When I first read through it, I didn't have too much to respond with. It didn't strike me as a typical "Advent" selection per say, but I'm also no pastor. I got the whole part about "a voice calling" and "preparing the way for the Lord" (vs.3). That part made sense with Christmas approaching. But the rest . . .
Then a few days later I read it in a different light. With a future baby with an odd heartbeat and many little pregnancy complications already—this time when I read through it, I heard a similar voice as Job must have when God finally talked to him. And maybe it was that same voice the Israelites needed to hear, too. I heard verses 6-28 from a God who is powerful over all creation; Who can measure the waters in the hollow of his hand (v.12); Who stretches out the heavens like a canopy (v. 22); Who doesn't need someone to teach him knowledge or truth because that is who He is (v. 14); Who cannot be compared to anything that we, as humans, can understand (v. 18). He's the same God of Job, the same God of the scattered Israelites, and the same God of me. He's the same powerful God who cares about the big things in life, as well as the little things. The same almighty God who has a plan that I (or Job or the Israelites) might not understand, but a God who remains faithful and trustworthy.
The words of verse 21 and 28 stood out to me, too. "Do you not know? Have you not heard?" It was almost as if Isaiah was saying, "Then why aren't you listening? Really listening? Why aren't you believing? Really believing?"

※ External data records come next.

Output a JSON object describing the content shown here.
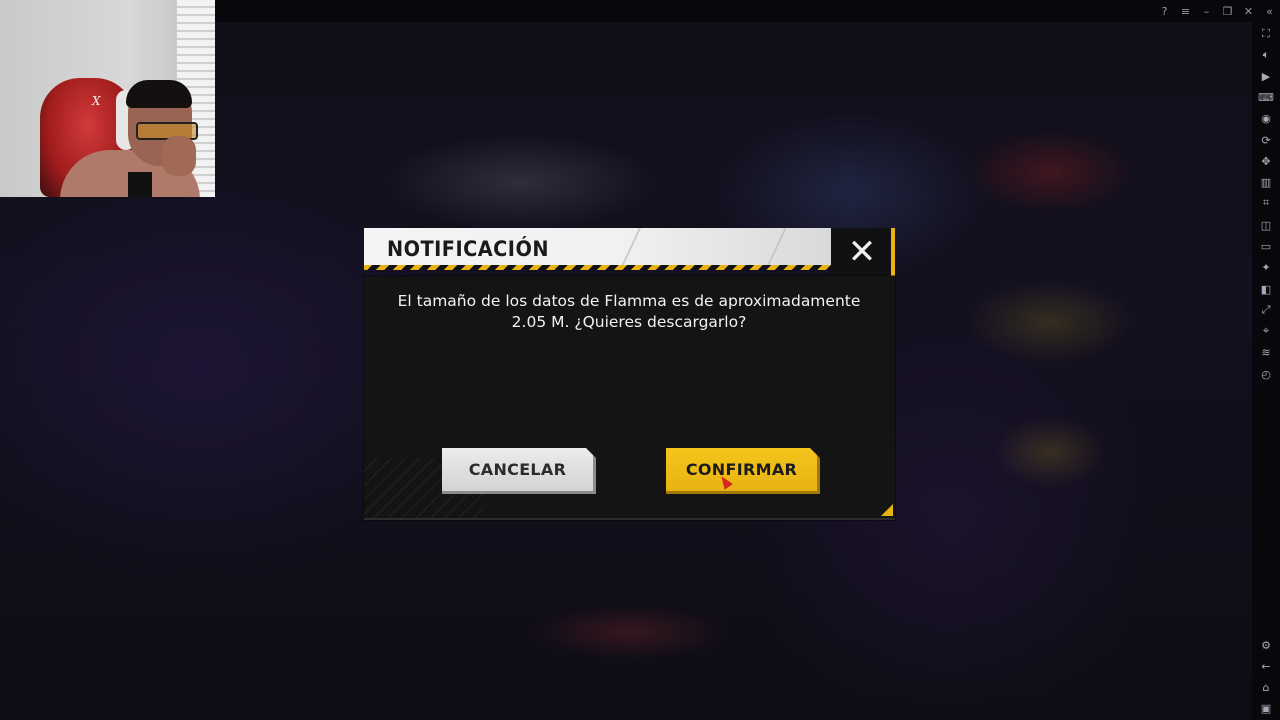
{
  "dialog": {
    "title": "NOTIFICACIÓN",
    "message": "El tamaño de los datos de Flamma es de aproximadamente 2.05 M. ¿Quieres descargarlo?",
    "cancel_label": "CANCELAR",
    "confirm_label": "CONFIRMAR",
    "close_icon": "close-icon"
  },
  "colors": {
    "accent": "#e9b313",
    "dialog_bg": "#141414",
    "header_bg": "#f1f1f1"
  },
  "window_controls": [
    {
      "name": "help-icon",
      "glyph": "?"
    },
    {
      "name": "menu-icon",
      "glyph": "≡"
    },
    {
      "name": "minimize-icon",
      "glyph": "–"
    },
    {
      "name": "restore-icon",
      "glyph": "❐"
    },
    {
      "name": "close-window-icon",
      "glyph": "✕"
    },
    {
      "name": "collapse-sidebar-icon",
      "glyph": "«"
    }
  ],
  "sidebar_icons": [
    "fullscreen-icon",
    "volume-icon",
    "video-icon",
    "keyboard-icon",
    "play-icon",
    "sync-icon",
    "gamepad-icon",
    "performance-icon",
    "screenshot-icon",
    "record-icon",
    "folder-icon",
    "install-icon",
    "multi-instance-icon",
    "rotate-icon",
    "location-icon",
    "layers-icon",
    "macro-icon"
  ],
  "sidebar_bottom_icons": [
    "settings-icon",
    "back-icon",
    "home-icon",
    "recent-apps-icon"
  ],
  "webcam": {
    "chair_logo": "X"
  }
}
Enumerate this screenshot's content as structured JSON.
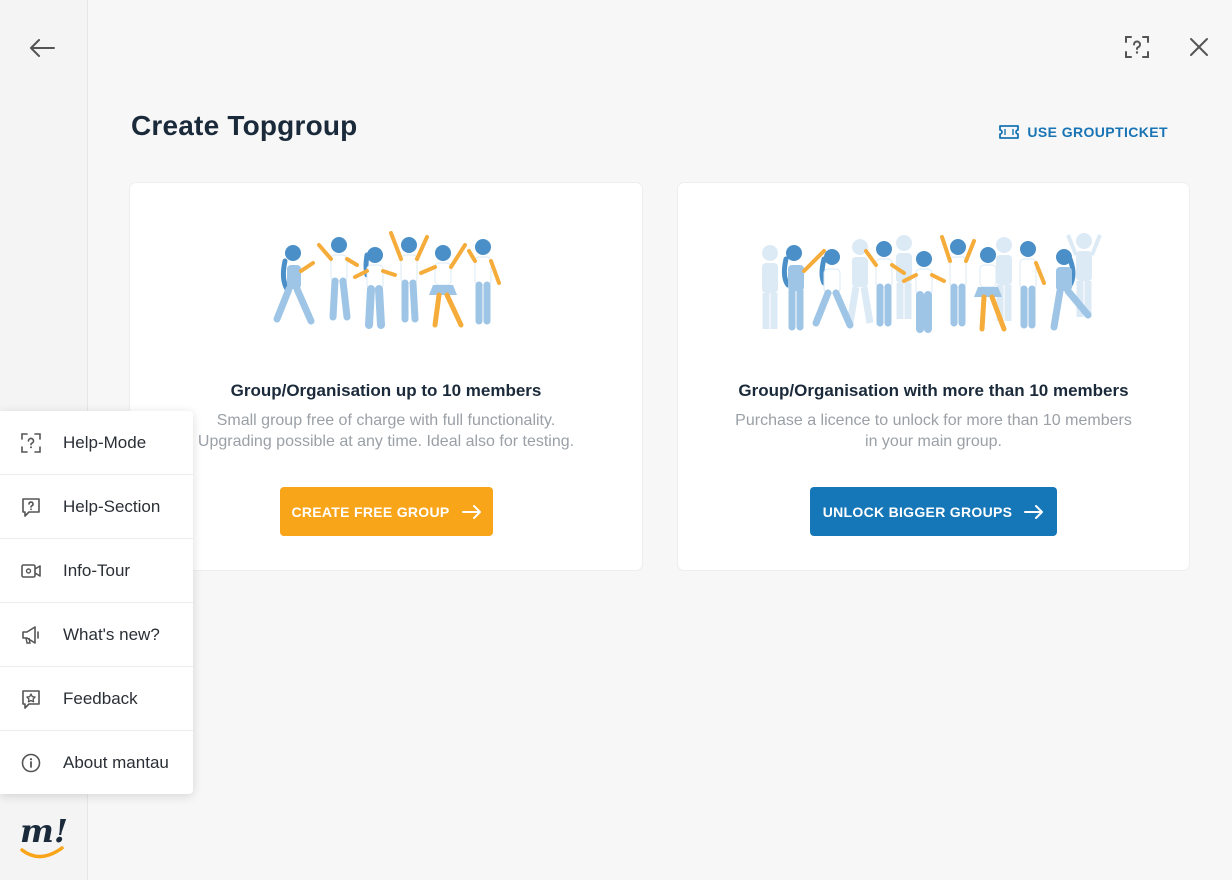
{
  "header": {
    "title": "Create Topgroup",
    "groupticket_label": "USE GROUPTICKET"
  },
  "cards": [
    {
      "title": "Group/Organisation up to 10 members",
      "description": "Small group free of charge with full functionality.\nUpgrading possible at any time. Ideal also for testing.",
      "button_label": "CREATE FREE GROUP"
    },
    {
      "title": "Group/Organisation with more than 10 members",
      "description": "Purchase a licence to unlock for more than 10 members\nin your main group.",
      "button_label": "UNLOCK BIGGER GROUPS"
    }
  ],
  "help_menu": {
    "items": [
      {
        "label": "Help-Mode",
        "icon": "help-mode-icon"
      },
      {
        "label": "Help-Section",
        "icon": "help-section-icon"
      },
      {
        "label": "Info-Tour",
        "icon": "info-tour-icon"
      },
      {
        "label": "What's new?",
        "icon": "megaphone-icon"
      },
      {
        "label": "Feedback",
        "icon": "feedback-icon"
      },
      {
        "label": "About mantau",
        "icon": "info-icon"
      }
    ]
  },
  "logo_text": "m!",
  "colors": {
    "accent_orange": "#f8a51a",
    "primary_blue": "#1677b8",
    "link_blue": "#1874b5",
    "background": "#f7f7f7"
  }
}
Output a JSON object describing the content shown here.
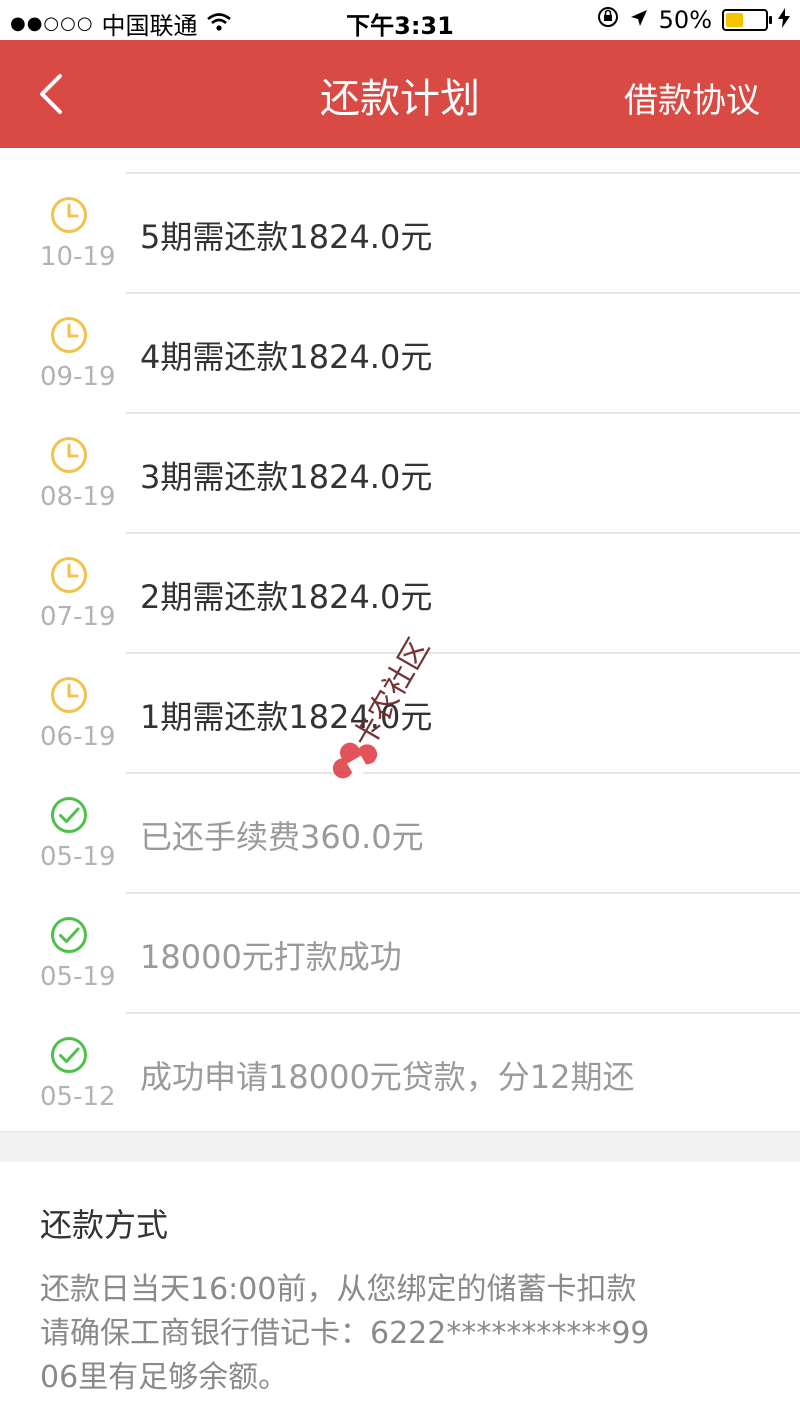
{
  "status_bar": {
    "carrier": "中国联通",
    "signal_dots": "●●○○○",
    "time": "下午3:31",
    "battery": "50%",
    "battery_level": 0.5
  },
  "nav": {
    "back_icon": "chevron-left-icon",
    "title": "还款计划",
    "right_link": "借款协议"
  },
  "timeline": [
    {
      "date": "10-19",
      "text": "5期需还款1824.0元",
      "status": "pending",
      "icon": "clock-icon",
      "color": "#f2c24b"
    },
    {
      "date": "09-19",
      "text": "4期需还款1824.0元",
      "status": "pending",
      "icon": "clock-icon",
      "color": "#f2c24b"
    },
    {
      "date": "08-19",
      "text": "3期需还款1824.0元",
      "status": "pending",
      "icon": "clock-icon",
      "color": "#f2c24b"
    },
    {
      "date": "07-19",
      "text": "2期需还款1824.0元",
      "status": "pending",
      "icon": "clock-icon",
      "color": "#f2c24b"
    },
    {
      "date": "06-19",
      "text": "1期需还款1824.0元",
      "status": "pending",
      "icon": "clock-icon",
      "color": "#f2c24b"
    },
    {
      "date": "05-19",
      "text": "已还手续费360.0元",
      "status": "done",
      "icon": "check-circle-icon",
      "color": "#4cc24a"
    },
    {
      "date": "05-19",
      "text": "18000元打款成功",
      "status": "done",
      "icon": "check-circle-icon",
      "color": "#4cc24a"
    },
    {
      "date": "05-12",
      "text": "成功申请18000元贷款，分12期还",
      "status": "done",
      "icon": "check-circle-icon",
      "color": "#4cc24a"
    }
  ],
  "repayment": {
    "title": "还款方式",
    "description": "还款日当天16:00前，从您绑定的储蓄卡扣款\n请确保工商银行借记卡：6222***********99\n06里有足够余额。"
  },
  "watermark": {
    "text": "卡农社区"
  },
  "colors": {
    "brand": "#d84a43",
    "pending": "#f2c24b",
    "done": "#4cc24a"
  }
}
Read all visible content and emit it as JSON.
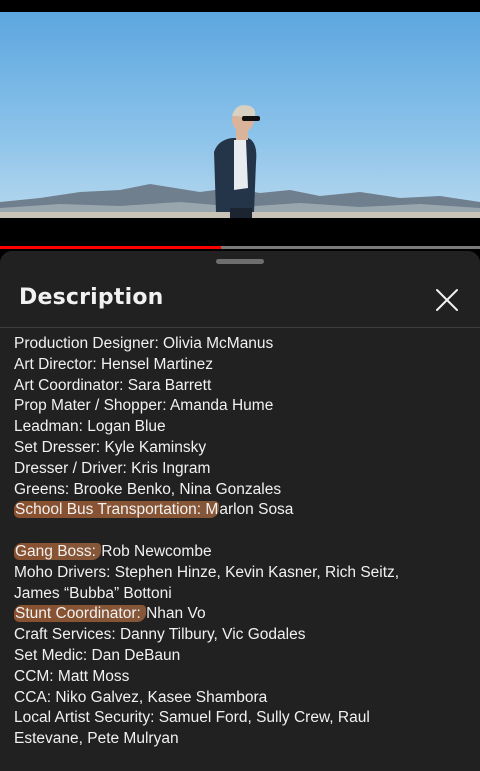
{
  "video": {
    "progress_fraction": 0.46,
    "progress_color": "#ff0000"
  },
  "panel": {
    "title": "Description",
    "close_icon": "close-x-icon"
  },
  "description_lines": [
    {
      "text": "Production Designer: Olivia McManus"
    },
    {
      "text": "Art Director: Hensel Martinez"
    },
    {
      "text": "Art Coordinator: Sara Barrett"
    },
    {
      "text": "Prop Mater / Shopper: Amanda Hume"
    },
    {
      "text": "Leadman: Logan Blue"
    },
    {
      "text": "Set Dresser: Kyle Kaminsky"
    },
    {
      "text": "Dresser / Driver: Kris Ingram"
    },
    {
      "text": "Greens: Brooke Benko, Nina Gonzales"
    },
    {
      "highlight": "School Bus Transportation: M",
      "text": "arlon Sosa"
    },
    {
      "text": ""
    },
    {
      "highlight": "Gang Boss: ",
      "text": "Rob Newcombe"
    },
    {
      "text": "Moho Drivers: Stephen Hinze, Kevin Kasner, Rich Seitz,"
    },
    {
      "text": "James “Bubba” Bottoni"
    },
    {
      "highlight": "Stunt Coordinator: ",
      "text": "Nhan Vo"
    },
    {
      "text": "Craft Services: Danny Tilbury, Vic Godales"
    },
    {
      "text": "Set Medic: Dan DeBaun"
    },
    {
      "text": "CCM: Matt Moss"
    },
    {
      "text": "CCA: Niko Galvez, Kasee Shambora"
    },
    {
      "text": "Local Artist Security: Samuel Ford, Sully Crew, Raul"
    },
    {
      "text": "Estevane, Pete Mulryan"
    }
  ]
}
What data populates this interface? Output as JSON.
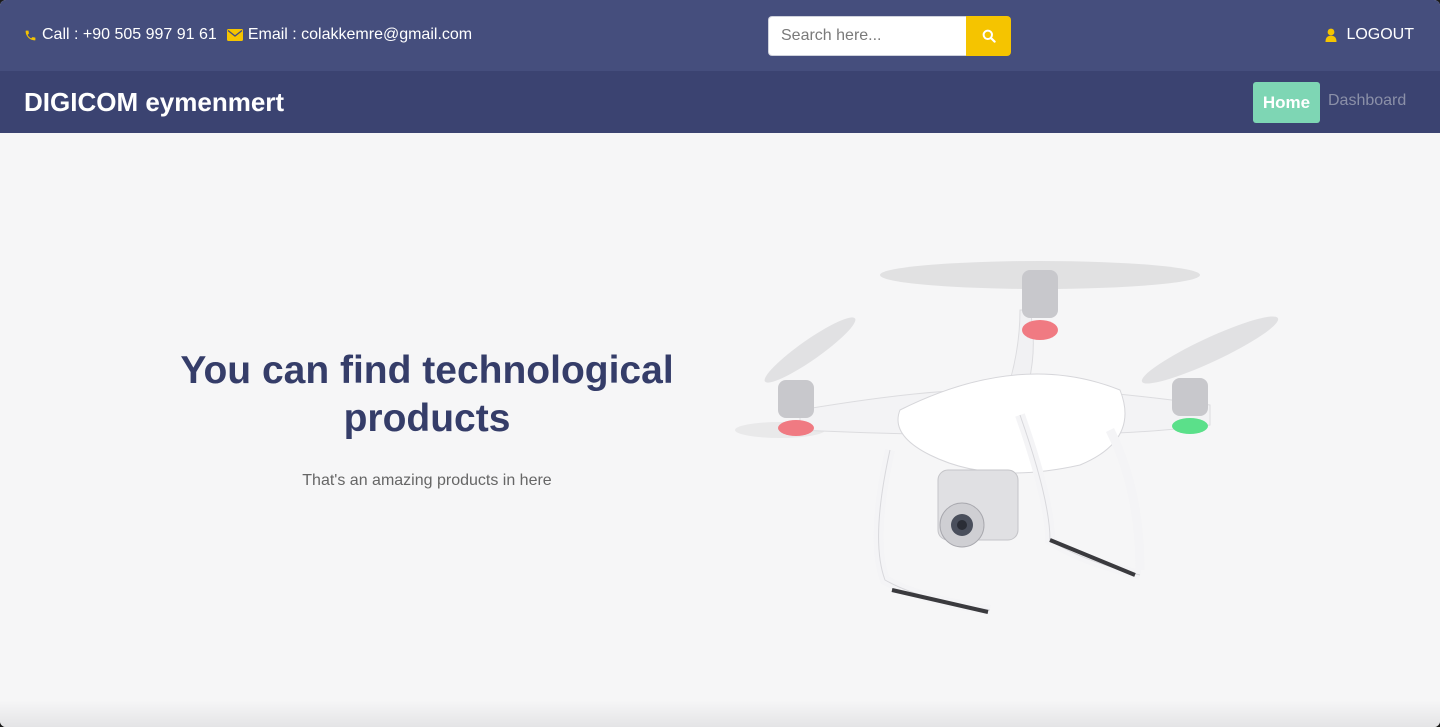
{
  "topbar": {
    "call_text": "Call : +90 505 997 91 61",
    "email_text": "Email : colakkemre@gmail.com",
    "search_placeholder": "Search here...",
    "logout_label": "LOGOUT"
  },
  "navbar": {
    "brand": "DIGICOM eymenmert",
    "items": [
      {
        "label": "Home",
        "active": true
      },
      {
        "label": "Dashboard",
        "active": false
      }
    ]
  },
  "hero": {
    "title": "You can find technological products",
    "subtitle": "That's an amazing products in here"
  },
  "colors": {
    "topbar_bg": "#454e7d",
    "navbar_bg": "#3b4371",
    "accent_yellow": "#f5c400",
    "home_active": "#7ed6b4",
    "title_color": "#353d69"
  },
  "icons": [
    "phone-icon",
    "envelope-icon",
    "search-icon",
    "user-icon"
  ]
}
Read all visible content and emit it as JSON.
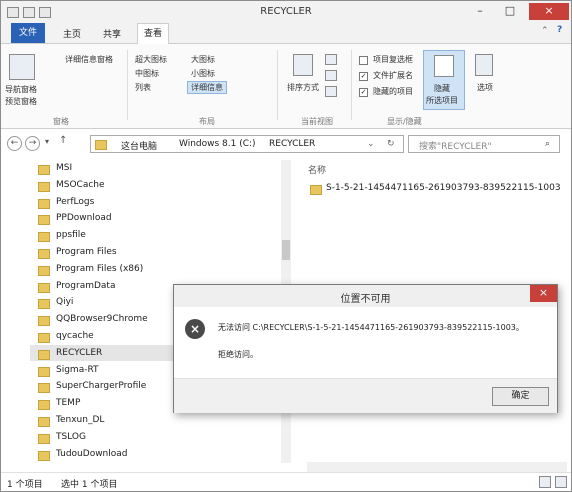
{
  "window": {
    "title": "RECYCLER",
    "min_label": "–",
    "max_label": "□",
    "close_label": "×"
  },
  "ribbon_tabs": {
    "file": "文件",
    "home": "主页",
    "share": "共享",
    "view": "查看"
  },
  "ribbon": {
    "nav_pane": "导航窗格",
    "preview_pane": "预览窗格",
    "details_pane": "详细信息窗格",
    "panes_group": "窗格",
    "layout": [
      "超大图标",
      "大图标",
      "中图标",
      "小图标",
      "列表",
      "详细信息"
    ],
    "layout_group": "布局",
    "sort_by": "排序方式",
    "current_view_group": "当前视图",
    "checkbox_items": "项目复选框",
    "file_extensions": "文件扩展名",
    "hidden_items": "隐藏的项目",
    "hide_label": "隐藏",
    "hide_selected": "所选项目",
    "options": "选项",
    "show_hide_group": "显示/隐藏"
  },
  "address": {
    "breadcrumb": [
      "这台电脑",
      "Windows 8.1 (C:)",
      "RECYCLER"
    ],
    "search_placeholder": "搜索\"RECYCLER\""
  },
  "nav_items": [
    "MSI",
    "MSOCache",
    "PerfLogs",
    "PPDownload",
    "ppsfile",
    "Program Files",
    "Program Files (x86)",
    "ProgramData",
    "Qiyi",
    "QQBrowser9Chrome",
    "qycache",
    "RECYCLER",
    "Sigma-RT",
    "SuperChargerProfile",
    "TEMP",
    "Tenxun_DL",
    "TSLOG",
    "TudouDownload"
  ],
  "content": {
    "column_header": "名称",
    "file": "S-1-5-21-1454471165-261903793-839522115-1003"
  },
  "status": {
    "count": "1 个项目",
    "selected": "选中 1 个项目"
  },
  "dialog": {
    "title": "位置不可用",
    "message": "无法访问 C:\\RECYCLER\\S-1-5-21-1454471165-261903793-839522115-1003。",
    "sub": "拒绝访问。",
    "ok": "确定",
    "icon": "error-icon"
  },
  "colors": {
    "file_tab": "#2a62b8",
    "close": "#c7403a",
    "folder": "#e7c65e"
  }
}
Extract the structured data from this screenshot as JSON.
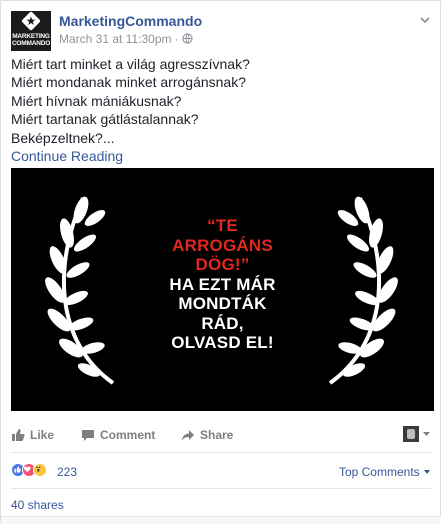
{
  "post": {
    "author": "MarketingCommando",
    "avatar_logo_text": "MARKETING COMMANDO",
    "timestamp": "March 31 at 11:30pm",
    "audience_icon": "globe-icon",
    "lines": [
      "Miért tart minket a világ agresszívnak?",
      "Miért mondanak minket arrogánsnak?",
      "Miért hívnak mániákusnak?",
      "Miért tartanak gátlástalannak?",
      "Beképzeltnek?..."
    ],
    "continue_label": "Continue Reading"
  },
  "media": {
    "headline_red": [
      "“TE",
      "ARROGÁNS",
      "DÖG!”"
    ],
    "headline_white": [
      "HA EZT MÁR",
      "MONDTÁK",
      "RÁD,",
      "OLVASD EL!"
    ],
    "colors": {
      "background": "#000000",
      "red": "#e0281e",
      "white": "#ffffff"
    }
  },
  "actions": {
    "like_label": "Like",
    "comment_label": "Comment",
    "share_label": "Share"
  },
  "reactions": {
    "icons": [
      "like-reaction-icon",
      "love-reaction-icon",
      "wow-reaction-icon"
    ],
    "count": "223",
    "top_comments_label": "Top Comments"
  },
  "shares": {
    "label": "40 shares"
  },
  "colors": {
    "link": "#365899",
    "meta": "#90949c"
  }
}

Maybe the first bit about preparing for the Saviour makes a little more sense now. For the Israelites, it wasn't about getting ready for a celebration, but about getting ready for their salvation—getting ready for the glory of the Lord to be revealed and all mankind together seeing it (v. 5). Maybe today we are called to expect it, to see it, to trust it, to believe it. Maybe today we need that renewed strength to do just that—to expect Him, to see Him, to trust Him, and to believe in Him.